Blowing up balloons

This is another idea out of left field – blowing up balloons last thing at night is claimed to give you a flatter stomach. Of all the things in here, this seems to be the one that most people could do with little effort, commitment or thought – but whether or not it will actually work is another thing. Fulton has a study to back this up (as he does most of his claims), but still, no evidence that this, as part of his plan, will do what he says he does. He says he’s done ‘human experiments’, but doesn’t mention the who, what, when, or how. So it’s down to me, the brave guinea pig, to test this out, I guess.

Join me as I delve into this six week programme, which appears to have been created by the Willy Wonka of the fitness world.

The Skinny on Six Weeks to OMG


There’s been a lot of hype in the media about a new weight loss book on the market; Six Weeks to OMG. After hearing some of the wacky tips it gives out, I decided to read the book for myself – let’s face it, looking st anything through the lens of The Daily Mail is a recipe for misinformation. So, I downloaded the book, £4.99, and read the whole thing in a day. My verdict was that it wasn’t all as crazy as it sounded, but there were still some things there that sounded a bit dubious to me. So, I logged onto Amazon to read the reviews, and to be honest, I came back feeling even more doubtful. I’m not dumb enough to make accusations, but at least one of the reviews there was calling ‘fake’ on the majority of the other reviews, claiming that they sounded very similar and that they were probably made up. I’d ask you to judge for yourselves.


Anyway, the major elements of the plan seem sound to me, so I’m setting myself up as a human guinea pig to see if any of this actually works.
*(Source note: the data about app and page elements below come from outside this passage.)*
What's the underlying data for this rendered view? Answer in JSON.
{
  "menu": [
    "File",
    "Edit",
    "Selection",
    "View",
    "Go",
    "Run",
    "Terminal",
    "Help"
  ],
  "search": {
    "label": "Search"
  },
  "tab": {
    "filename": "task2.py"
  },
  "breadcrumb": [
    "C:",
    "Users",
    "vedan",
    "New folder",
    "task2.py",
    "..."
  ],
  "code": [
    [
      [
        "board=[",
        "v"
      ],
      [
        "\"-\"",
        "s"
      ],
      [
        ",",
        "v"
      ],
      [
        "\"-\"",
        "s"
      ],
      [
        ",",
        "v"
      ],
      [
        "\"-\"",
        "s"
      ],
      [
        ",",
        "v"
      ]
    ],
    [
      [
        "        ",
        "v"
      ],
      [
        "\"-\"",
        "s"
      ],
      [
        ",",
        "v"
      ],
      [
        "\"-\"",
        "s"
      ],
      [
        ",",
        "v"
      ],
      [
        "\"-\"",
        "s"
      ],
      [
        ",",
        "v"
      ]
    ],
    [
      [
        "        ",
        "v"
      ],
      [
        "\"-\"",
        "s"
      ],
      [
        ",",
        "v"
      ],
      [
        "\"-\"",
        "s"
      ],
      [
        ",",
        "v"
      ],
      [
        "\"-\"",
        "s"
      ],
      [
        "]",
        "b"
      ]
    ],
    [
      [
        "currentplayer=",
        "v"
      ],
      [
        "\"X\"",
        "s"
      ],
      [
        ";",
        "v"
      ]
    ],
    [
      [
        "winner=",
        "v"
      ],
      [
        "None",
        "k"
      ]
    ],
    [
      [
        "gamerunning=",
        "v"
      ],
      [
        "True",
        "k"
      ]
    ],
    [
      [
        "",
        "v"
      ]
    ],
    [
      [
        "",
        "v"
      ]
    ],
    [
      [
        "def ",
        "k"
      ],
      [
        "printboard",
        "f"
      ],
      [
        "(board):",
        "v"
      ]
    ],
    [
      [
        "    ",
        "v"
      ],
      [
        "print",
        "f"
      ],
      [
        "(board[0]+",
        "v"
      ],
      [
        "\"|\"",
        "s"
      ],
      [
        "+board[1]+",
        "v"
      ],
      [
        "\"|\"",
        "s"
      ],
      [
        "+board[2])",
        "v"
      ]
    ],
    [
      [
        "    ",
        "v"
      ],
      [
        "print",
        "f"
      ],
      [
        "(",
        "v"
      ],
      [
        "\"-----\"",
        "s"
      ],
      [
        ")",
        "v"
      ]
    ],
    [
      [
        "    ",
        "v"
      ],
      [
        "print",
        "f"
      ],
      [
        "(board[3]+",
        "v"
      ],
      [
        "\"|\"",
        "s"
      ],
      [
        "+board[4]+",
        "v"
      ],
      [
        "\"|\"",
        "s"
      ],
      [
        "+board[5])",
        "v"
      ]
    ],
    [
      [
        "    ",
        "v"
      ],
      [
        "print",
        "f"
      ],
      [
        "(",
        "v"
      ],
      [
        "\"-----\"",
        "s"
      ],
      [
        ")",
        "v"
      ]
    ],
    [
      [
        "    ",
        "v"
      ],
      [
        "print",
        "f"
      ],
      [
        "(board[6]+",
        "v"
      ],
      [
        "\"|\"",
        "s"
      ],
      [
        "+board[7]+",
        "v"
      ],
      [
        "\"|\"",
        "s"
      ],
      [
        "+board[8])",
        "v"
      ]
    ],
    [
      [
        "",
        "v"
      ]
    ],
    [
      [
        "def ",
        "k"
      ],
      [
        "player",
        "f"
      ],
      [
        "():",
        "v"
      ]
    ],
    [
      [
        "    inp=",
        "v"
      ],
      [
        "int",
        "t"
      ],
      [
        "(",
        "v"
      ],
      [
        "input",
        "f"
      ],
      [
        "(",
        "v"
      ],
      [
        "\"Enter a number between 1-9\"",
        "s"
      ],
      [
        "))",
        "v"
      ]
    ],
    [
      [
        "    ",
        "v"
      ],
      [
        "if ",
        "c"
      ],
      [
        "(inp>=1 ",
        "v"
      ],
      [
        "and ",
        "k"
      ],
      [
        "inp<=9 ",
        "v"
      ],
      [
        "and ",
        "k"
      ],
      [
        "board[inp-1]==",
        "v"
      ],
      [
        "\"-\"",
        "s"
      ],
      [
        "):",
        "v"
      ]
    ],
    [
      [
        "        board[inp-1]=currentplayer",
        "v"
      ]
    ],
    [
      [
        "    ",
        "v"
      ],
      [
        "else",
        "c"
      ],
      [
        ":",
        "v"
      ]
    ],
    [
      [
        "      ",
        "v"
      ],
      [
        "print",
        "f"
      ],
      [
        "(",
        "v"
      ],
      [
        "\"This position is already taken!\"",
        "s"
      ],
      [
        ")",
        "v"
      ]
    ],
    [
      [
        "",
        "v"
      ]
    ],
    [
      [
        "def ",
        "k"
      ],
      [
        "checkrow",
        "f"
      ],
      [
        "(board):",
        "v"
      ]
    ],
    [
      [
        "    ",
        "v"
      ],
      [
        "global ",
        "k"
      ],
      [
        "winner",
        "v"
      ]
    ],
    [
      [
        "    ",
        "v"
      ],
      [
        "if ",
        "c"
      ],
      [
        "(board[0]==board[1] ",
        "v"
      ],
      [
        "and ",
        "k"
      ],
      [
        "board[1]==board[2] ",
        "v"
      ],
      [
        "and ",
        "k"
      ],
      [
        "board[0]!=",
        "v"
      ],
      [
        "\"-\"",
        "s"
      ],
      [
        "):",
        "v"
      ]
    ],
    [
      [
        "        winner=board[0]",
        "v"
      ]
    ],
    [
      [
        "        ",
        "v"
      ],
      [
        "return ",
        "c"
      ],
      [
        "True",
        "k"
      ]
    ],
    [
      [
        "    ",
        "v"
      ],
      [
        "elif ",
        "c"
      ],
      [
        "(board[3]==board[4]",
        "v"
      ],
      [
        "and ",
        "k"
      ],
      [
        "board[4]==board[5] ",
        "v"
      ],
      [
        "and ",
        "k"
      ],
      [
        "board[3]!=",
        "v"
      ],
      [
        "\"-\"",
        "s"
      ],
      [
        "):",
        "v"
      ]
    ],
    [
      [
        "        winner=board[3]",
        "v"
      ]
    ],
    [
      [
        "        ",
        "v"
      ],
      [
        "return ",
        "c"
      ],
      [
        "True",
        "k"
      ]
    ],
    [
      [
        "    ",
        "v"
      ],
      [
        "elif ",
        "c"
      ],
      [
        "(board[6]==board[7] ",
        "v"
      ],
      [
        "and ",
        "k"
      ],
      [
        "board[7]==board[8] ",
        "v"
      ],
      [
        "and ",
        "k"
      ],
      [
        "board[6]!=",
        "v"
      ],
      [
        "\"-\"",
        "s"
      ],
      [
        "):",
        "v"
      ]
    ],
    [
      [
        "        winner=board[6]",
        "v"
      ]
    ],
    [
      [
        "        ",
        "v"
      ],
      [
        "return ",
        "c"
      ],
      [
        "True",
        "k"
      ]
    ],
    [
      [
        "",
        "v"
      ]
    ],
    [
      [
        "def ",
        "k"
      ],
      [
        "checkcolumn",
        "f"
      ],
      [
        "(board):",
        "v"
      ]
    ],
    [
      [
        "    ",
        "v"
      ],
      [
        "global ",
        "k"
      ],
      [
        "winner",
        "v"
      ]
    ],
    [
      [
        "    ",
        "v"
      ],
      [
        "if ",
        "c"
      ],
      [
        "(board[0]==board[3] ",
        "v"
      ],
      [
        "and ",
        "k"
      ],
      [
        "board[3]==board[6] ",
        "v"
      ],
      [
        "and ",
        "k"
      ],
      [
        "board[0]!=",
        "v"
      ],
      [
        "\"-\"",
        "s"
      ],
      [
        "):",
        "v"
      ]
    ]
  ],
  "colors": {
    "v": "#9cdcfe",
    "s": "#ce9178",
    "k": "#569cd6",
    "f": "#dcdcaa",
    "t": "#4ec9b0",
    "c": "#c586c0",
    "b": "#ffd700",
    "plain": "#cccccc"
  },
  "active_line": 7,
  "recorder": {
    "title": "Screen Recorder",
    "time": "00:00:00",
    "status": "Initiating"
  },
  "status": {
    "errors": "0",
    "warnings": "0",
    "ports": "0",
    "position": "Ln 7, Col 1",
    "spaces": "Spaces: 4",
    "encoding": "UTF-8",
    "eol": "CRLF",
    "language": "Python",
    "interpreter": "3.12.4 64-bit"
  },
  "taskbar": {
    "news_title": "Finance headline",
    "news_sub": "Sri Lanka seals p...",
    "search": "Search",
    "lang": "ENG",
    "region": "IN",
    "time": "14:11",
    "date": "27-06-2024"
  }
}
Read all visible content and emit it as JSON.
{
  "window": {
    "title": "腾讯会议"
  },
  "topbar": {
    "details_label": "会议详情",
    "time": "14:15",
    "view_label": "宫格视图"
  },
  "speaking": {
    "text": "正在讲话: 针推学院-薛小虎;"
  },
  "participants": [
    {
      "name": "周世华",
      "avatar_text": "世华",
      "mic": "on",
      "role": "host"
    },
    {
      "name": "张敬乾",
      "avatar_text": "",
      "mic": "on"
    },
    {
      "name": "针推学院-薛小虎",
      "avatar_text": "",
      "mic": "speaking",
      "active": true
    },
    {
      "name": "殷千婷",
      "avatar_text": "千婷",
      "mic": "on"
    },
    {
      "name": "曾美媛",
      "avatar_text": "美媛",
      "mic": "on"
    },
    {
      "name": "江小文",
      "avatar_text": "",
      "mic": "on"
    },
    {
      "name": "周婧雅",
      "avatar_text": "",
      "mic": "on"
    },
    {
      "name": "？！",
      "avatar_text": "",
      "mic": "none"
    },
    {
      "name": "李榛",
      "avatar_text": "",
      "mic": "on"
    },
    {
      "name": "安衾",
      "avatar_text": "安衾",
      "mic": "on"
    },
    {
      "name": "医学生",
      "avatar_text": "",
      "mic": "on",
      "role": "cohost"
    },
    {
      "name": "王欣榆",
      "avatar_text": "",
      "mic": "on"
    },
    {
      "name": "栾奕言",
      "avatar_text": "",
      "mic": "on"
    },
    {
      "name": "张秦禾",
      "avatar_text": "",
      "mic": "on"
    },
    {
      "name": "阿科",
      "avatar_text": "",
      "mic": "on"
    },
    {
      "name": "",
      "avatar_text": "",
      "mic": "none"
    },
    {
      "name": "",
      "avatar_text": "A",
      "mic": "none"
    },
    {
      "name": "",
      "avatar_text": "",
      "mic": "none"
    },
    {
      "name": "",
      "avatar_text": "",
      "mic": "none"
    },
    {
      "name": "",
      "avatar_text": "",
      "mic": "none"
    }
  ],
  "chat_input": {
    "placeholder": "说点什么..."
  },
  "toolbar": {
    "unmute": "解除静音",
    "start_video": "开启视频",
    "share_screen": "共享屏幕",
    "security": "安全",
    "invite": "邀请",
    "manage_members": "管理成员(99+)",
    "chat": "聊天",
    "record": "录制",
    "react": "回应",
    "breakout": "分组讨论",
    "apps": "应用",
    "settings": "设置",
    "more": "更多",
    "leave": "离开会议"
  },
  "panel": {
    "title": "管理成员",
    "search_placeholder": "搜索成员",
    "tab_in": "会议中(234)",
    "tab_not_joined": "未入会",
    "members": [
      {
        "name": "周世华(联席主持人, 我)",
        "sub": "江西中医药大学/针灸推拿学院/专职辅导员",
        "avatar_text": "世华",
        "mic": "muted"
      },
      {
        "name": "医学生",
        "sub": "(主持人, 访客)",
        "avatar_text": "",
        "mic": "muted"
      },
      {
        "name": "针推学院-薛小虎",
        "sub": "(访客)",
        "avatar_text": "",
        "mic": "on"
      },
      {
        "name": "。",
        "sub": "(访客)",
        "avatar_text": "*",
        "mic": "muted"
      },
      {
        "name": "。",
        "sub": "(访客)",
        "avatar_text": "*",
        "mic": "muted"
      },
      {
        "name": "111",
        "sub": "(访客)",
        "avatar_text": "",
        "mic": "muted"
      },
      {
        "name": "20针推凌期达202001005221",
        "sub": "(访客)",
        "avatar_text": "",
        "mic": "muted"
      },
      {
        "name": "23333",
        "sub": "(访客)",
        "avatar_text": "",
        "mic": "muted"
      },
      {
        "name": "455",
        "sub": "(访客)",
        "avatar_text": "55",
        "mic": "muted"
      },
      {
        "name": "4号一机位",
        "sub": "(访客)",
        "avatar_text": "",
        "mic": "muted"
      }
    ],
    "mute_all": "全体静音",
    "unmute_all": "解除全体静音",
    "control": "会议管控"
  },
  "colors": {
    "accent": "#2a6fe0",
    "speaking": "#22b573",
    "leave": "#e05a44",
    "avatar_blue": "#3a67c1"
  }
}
I’ll be reporting back on my progress as I go along… If anyone else wants to join in, please feel free to share your progress!